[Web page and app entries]
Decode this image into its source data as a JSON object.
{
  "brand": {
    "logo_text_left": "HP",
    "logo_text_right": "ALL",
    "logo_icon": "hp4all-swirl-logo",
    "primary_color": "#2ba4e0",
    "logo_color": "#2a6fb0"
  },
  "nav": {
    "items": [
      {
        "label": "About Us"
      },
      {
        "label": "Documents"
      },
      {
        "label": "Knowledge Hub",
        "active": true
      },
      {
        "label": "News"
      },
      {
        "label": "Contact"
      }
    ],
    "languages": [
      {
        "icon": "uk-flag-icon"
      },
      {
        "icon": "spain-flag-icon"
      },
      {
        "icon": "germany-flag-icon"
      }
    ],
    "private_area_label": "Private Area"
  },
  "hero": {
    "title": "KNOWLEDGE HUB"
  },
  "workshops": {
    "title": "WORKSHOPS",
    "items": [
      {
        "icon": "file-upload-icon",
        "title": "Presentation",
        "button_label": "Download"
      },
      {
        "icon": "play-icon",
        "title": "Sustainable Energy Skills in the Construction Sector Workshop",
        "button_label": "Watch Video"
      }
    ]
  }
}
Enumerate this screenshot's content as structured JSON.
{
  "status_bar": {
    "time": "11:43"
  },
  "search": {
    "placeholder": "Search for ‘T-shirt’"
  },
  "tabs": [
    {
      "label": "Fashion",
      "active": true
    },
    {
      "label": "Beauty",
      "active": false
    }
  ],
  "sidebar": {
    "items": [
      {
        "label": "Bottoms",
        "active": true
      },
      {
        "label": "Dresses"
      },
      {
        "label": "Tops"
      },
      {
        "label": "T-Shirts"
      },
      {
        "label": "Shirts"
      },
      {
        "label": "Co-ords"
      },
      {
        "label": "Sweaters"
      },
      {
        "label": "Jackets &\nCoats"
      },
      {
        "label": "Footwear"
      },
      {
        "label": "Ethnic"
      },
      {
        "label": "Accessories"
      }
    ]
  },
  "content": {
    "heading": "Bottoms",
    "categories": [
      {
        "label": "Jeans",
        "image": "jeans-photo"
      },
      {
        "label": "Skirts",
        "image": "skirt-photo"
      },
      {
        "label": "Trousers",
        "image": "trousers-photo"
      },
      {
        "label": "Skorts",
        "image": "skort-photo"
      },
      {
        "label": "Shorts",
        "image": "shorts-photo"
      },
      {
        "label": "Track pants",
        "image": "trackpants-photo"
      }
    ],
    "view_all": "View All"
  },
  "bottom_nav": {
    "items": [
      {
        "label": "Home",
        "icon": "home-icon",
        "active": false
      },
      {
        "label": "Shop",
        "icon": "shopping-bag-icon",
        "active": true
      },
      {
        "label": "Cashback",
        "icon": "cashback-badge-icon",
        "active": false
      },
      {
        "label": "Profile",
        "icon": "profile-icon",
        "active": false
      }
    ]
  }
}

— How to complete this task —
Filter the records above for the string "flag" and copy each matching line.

— Task response —
        "icon": "uk-flag-icon"
        "icon": "spain-flag-icon"
        "icon": "germany-flag-icon"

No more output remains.